It is really hard to find any information about Mohamed Benguergoura. 
All I know, is that his son Mustapha Benguergoura and his grandson (no name?) 
and grandgrandson Sid-ali who plays the violin, all are playing Hawzi, Malouf and Saana in Blida. 




Dahmane Ben Achour (1912 -1976)

Dahmane Ben Achour musician and singer whose real name was Achour Abderrahmane, born on the 11th of march 1912 in Ouled Yaïch (Blida). Having lived a long part of his life in Alger he died in 15th of September 1976 back in Blida , after an astounding career as a well renowned singer, having started out as with his father as a barber occationally singing for weddings, he gradually rose to fame and became professional. There is more music to be found by him at this blog in a previous post where you can also listen to a live version of Noubat Elh'sine, one of the pieces that together with the Noubat Ezzidane: Ellouzou Fatheh are some of his very best! It does not have all the intensity of Ellouzou Fatheh but it will give you an idea. His rhythmically unbound pieces are my favourite, but it does not matter much what he sings, as he always touches me and makes me feel, that at least I did not waste my life totally, I got to listen to Dahmane Ben Achour, who originally worked as a barber, but rightly became a celebrated singer with his own weekly concert slot on the young Algerian TV!

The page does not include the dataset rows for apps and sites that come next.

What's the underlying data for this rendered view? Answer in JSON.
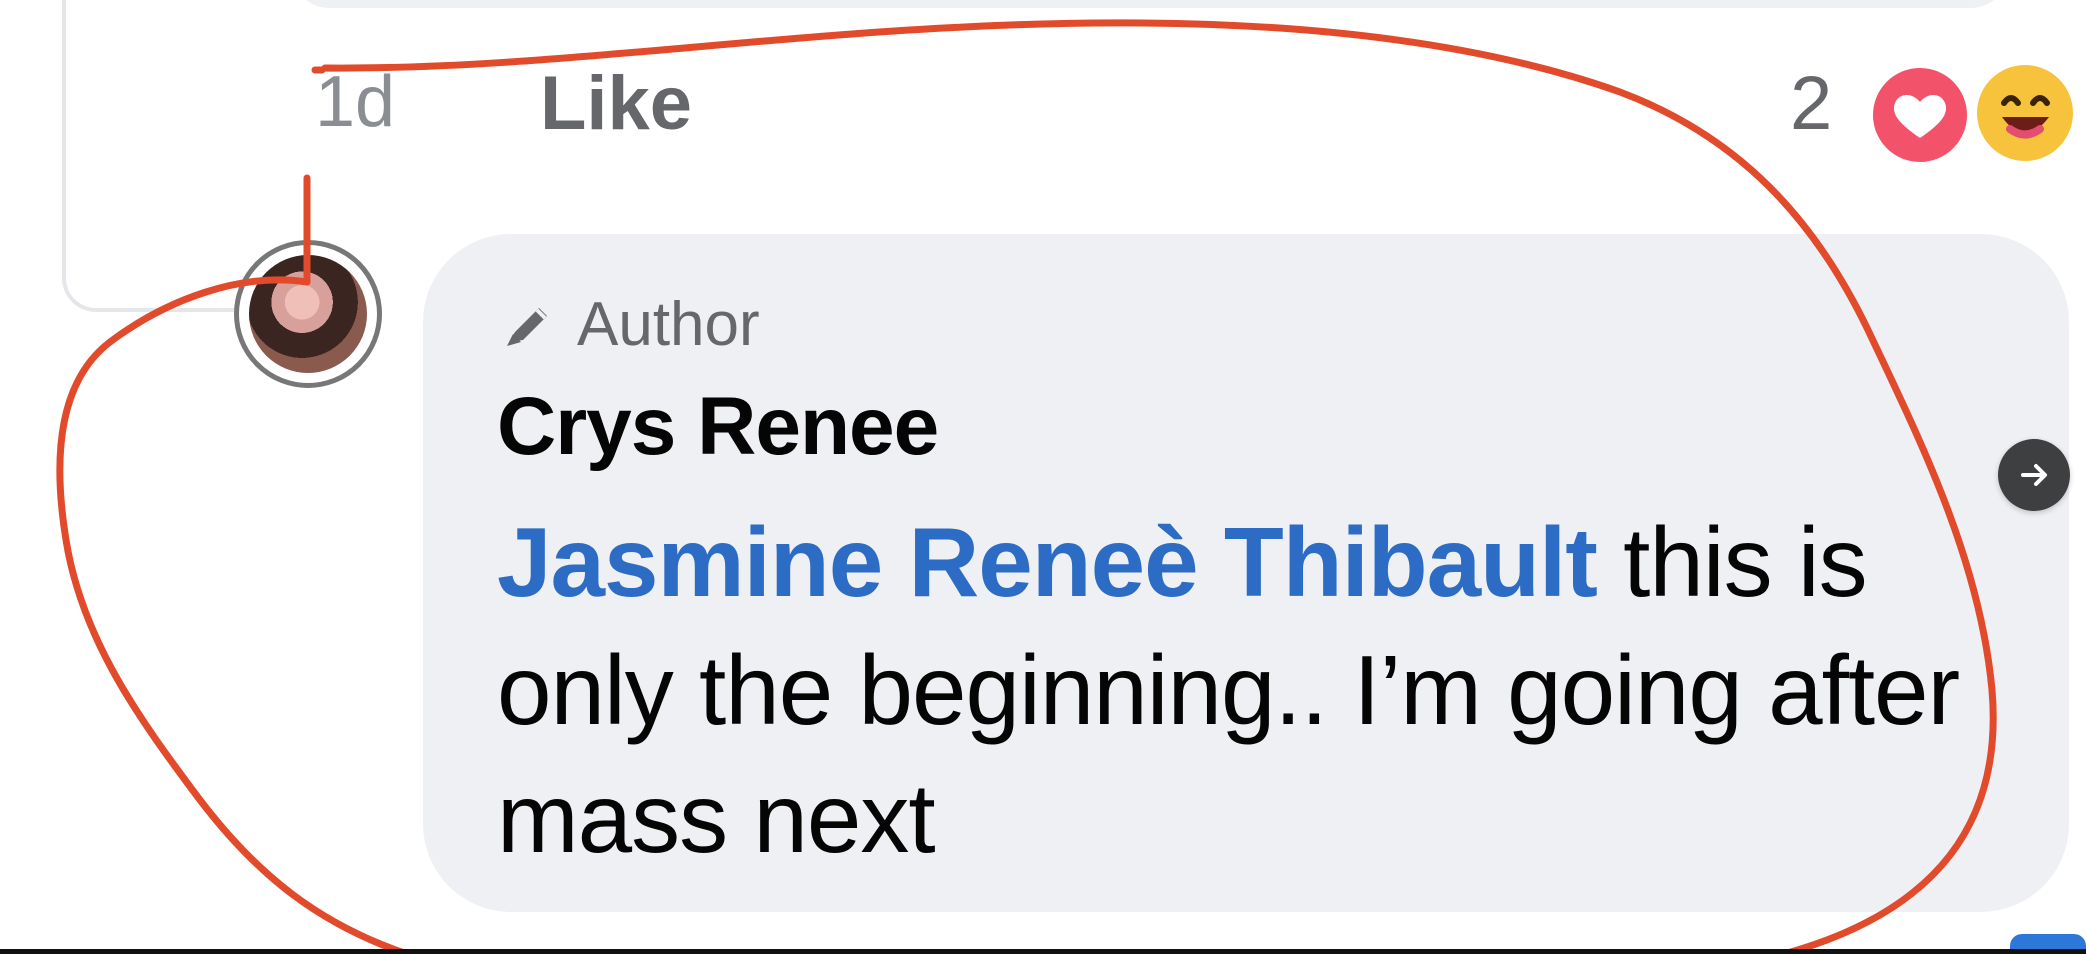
{
  "comment_meta": {
    "time": "1d",
    "like_label": "Like",
    "reaction_count": "2"
  },
  "reply": {
    "author_badge": "Author",
    "name": "Crys Renee",
    "mention": "Jasmine Reneè Thibault",
    "text": " this is only the beginning.. I’m going after mass next"
  },
  "icons": {
    "reaction_1": "heart-icon",
    "reaction_2": "haha-icon",
    "author": "pen-icon",
    "next": "arrow-right-icon"
  },
  "colors": {
    "bubble": "#eef0f3",
    "mention": "#2d6cc4",
    "annotation": "#e14b2b"
  }
}
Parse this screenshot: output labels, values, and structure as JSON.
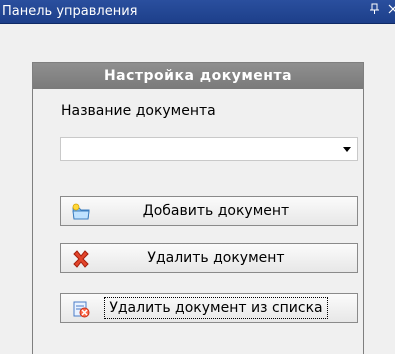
{
  "window": {
    "title": "Панель управления"
  },
  "panel": {
    "header": "Настройка документа",
    "doc_name_label": "Название документа",
    "doc_name_value": ""
  },
  "buttons": {
    "add": "Добавить документ",
    "delete": "Удалить документ",
    "remove_from_list": "Удалить документ из списка"
  },
  "icons": {
    "add": "folder-add-icon",
    "delete": "red-x-icon",
    "remove": "remove-from-list-icon"
  }
}
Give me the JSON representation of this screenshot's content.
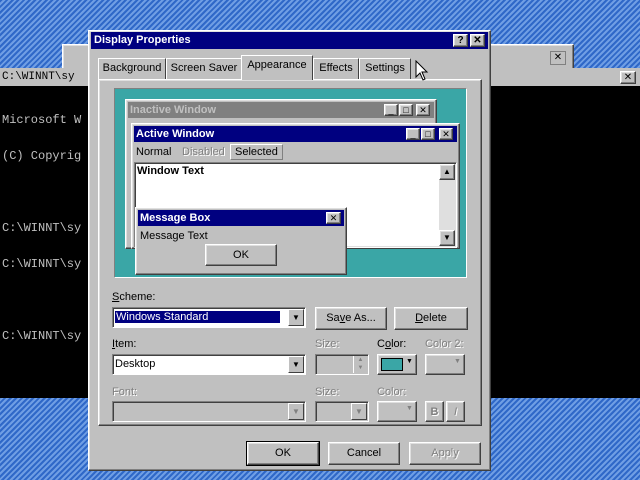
{
  "console": {
    "title": "C:\\WINNT\\sy",
    "lines": [
      "Microsoft W",
      "(C) Copyrig",
      "",
      "C:\\WINNT\\sy",
      "C:\\WINNT\\sy",
      "",
      "C:\\WINNT\\sy"
    ]
  },
  "dialog": {
    "title": "Display Properties",
    "help_btn": "?",
    "close_btn": "✕",
    "tabs": [
      "Background",
      "Screen Saver",
      "Appearance",
      "Effects",
      "Settings"
    ],
    "selected_tab": "Appearance"
  },
  "preview": {
    "inactive_title": "Inactive Window",
    "active_title": "Active Window",
    "menu_normal": "Normal",
    "menu_disabled": "Disabled",
    "menu_selected": "Selected",
    "window_text": "Window Text",
    "msgbox_title": "Message Box",
    "msgbox_text": "Message Text",
    "msgbox_ok": "OK"
  },
  "form": {
    "scheme_label": "Scheme:",
    "scheme_value": "Windows Standard",
    "save_as": "Save As...",
    "delete": "Delete",
    "item_label": "Item:",
    "item_value": "Desktop",
    "size_label": "Size:",
    "color_label": "Color:",
    "color2_label": "Color 2:",
    "color_value_hex": "#3aa6a6",
    "font_label": "Font:",
    "font_size_label": "Size:",
    "font_color_label": "Color:",
    "bold_btn": "B",
    "italic_btn": "I"
  },
  "buttons": {
    "ok": "OK",
    "cancel": "Cancel",
    "apply": "Apply"
  }
}
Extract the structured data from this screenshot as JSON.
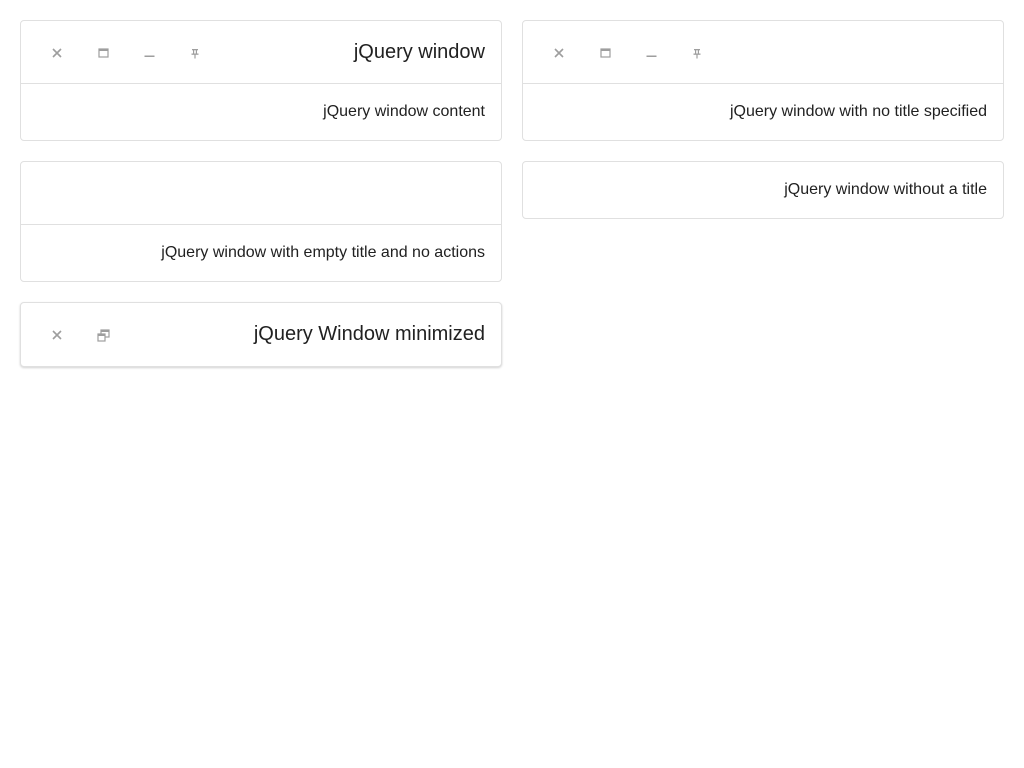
{
  "windows": [
    {
      "title": "jQuery window",
      "content": "jQuery window content",
      "actions": [
        "close-icon",
        "maximize-icon",
        "minimize-icon",
        "pin-icon"
      ]
    },
    {
      "title": "",
      "content": "jQuery window with no title specified",
      "actions": [
        "close-icon",
        "maximize-icon",
        "minimize-icon",
        "pin-icon"
      ]
    },
    {
      "title": "",
      "content": "jQuery window with empty title and no actions",
      "actions": []
    },
    {
      "content": "jQuery window without a title"
    },
    {
      "title": "jQuery Window minimized",
      "actions": [
        "close-icon",
        "restore-icon"
      ],
      "state": "minimized"
    }
  ],
  "colors": {
    "border": "#e0e0e0",
    "icon": "#9e9e9e",
    "text": "#212121"
  }
}
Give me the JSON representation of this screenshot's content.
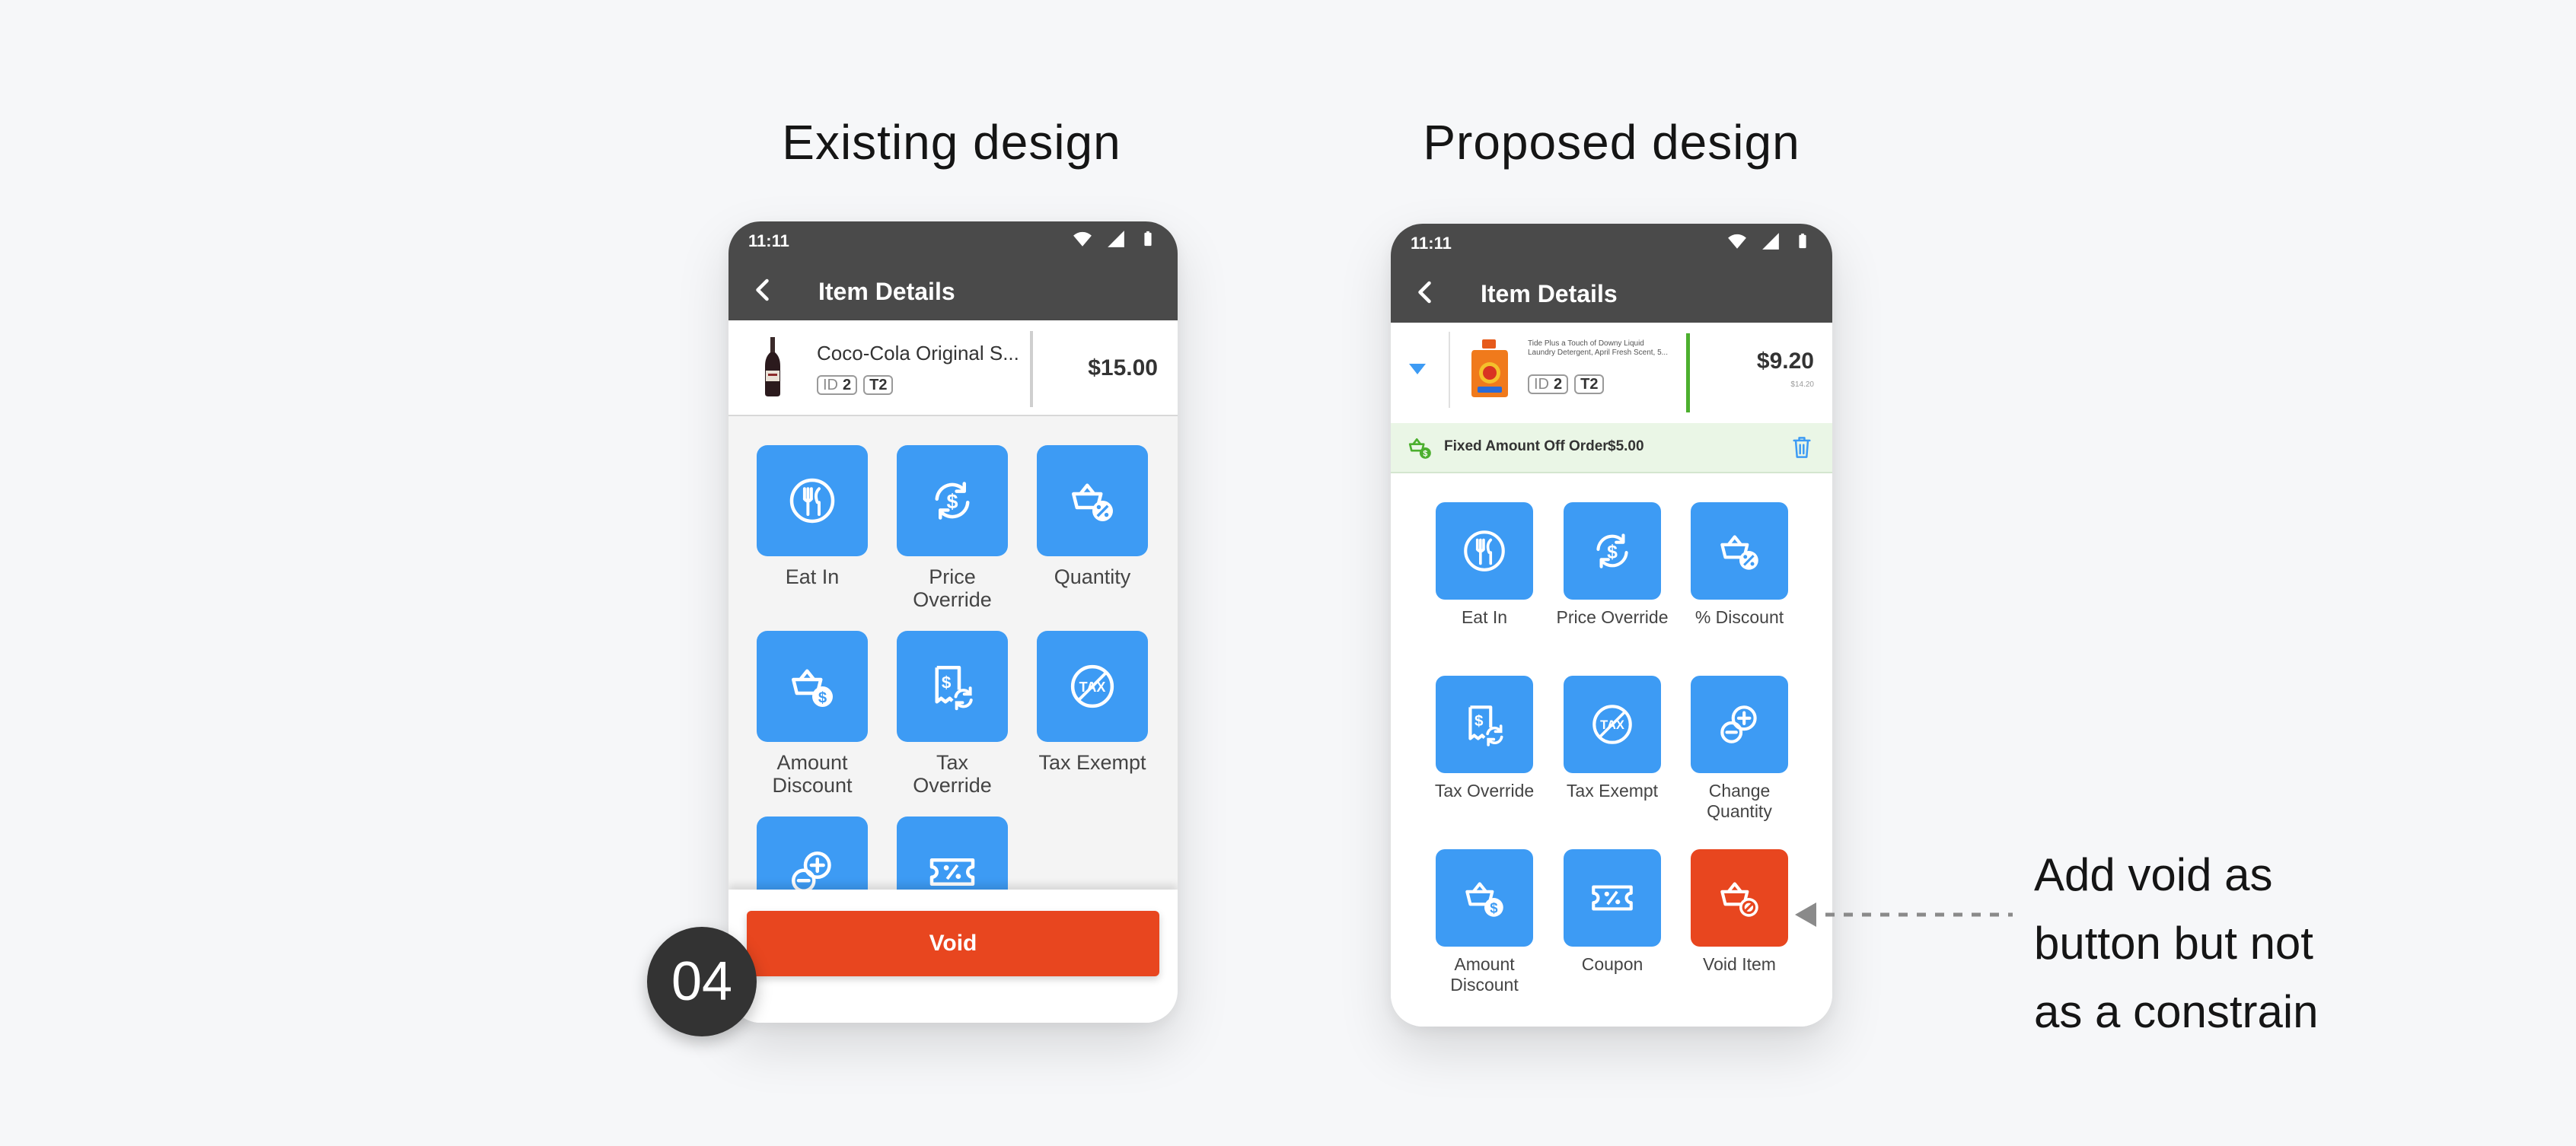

If you like to compare the singing styles of Mohammed Benguergoura and Dahmane Ben Achour you can listen to a very good clip of the very same song that appears on this record, the "Amlâ ku’ûs al-khilâ‘a" but this time sung instead by Dahmane Ben Achour! Listen here






























1 comment:

arvind said...

Beautiful, timeless music! Yes bo, side B is so good, but I also liked the instrumental parts at the beginning of Side A.

Thank you very much! :)